* [What you have to do]: After going through the data, give the number of lines that contain the word "example" as your sole answer.

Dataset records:
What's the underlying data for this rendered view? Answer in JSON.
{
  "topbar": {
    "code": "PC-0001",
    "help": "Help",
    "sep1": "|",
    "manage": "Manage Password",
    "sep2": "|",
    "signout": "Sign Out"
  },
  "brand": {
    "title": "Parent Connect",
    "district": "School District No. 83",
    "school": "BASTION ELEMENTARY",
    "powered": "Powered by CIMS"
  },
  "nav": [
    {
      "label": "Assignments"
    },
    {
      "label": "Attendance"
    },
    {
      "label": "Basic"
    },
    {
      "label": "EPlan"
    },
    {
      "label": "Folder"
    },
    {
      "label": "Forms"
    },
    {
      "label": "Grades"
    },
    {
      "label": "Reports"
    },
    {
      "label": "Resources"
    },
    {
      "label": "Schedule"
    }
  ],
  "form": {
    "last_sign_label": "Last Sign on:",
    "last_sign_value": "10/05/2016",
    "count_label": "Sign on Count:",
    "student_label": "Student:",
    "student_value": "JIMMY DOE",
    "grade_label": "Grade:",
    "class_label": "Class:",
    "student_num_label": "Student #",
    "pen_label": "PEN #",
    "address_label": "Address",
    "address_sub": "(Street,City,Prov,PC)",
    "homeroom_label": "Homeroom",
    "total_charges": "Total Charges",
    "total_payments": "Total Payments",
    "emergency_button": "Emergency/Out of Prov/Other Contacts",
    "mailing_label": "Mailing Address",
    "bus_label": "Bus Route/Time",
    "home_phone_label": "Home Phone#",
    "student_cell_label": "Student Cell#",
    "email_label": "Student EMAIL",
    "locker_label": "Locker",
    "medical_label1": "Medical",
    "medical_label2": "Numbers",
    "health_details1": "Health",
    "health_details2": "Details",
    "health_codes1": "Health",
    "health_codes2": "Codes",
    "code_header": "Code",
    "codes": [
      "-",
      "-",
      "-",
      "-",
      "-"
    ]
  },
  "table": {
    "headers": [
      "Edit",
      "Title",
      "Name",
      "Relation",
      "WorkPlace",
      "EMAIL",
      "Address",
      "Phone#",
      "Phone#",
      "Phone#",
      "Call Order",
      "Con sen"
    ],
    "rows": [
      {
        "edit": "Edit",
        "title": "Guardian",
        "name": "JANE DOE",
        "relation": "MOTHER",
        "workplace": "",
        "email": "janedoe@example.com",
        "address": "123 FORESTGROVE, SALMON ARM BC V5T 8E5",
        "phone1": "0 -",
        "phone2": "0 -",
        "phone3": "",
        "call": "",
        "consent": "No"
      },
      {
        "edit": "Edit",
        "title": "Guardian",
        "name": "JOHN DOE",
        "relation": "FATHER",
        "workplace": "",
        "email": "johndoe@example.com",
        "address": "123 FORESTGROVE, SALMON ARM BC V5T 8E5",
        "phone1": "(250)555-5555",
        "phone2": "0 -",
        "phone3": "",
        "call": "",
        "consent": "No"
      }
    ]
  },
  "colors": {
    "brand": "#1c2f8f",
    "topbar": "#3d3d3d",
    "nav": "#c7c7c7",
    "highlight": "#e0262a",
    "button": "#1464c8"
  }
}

* [Response box]: 2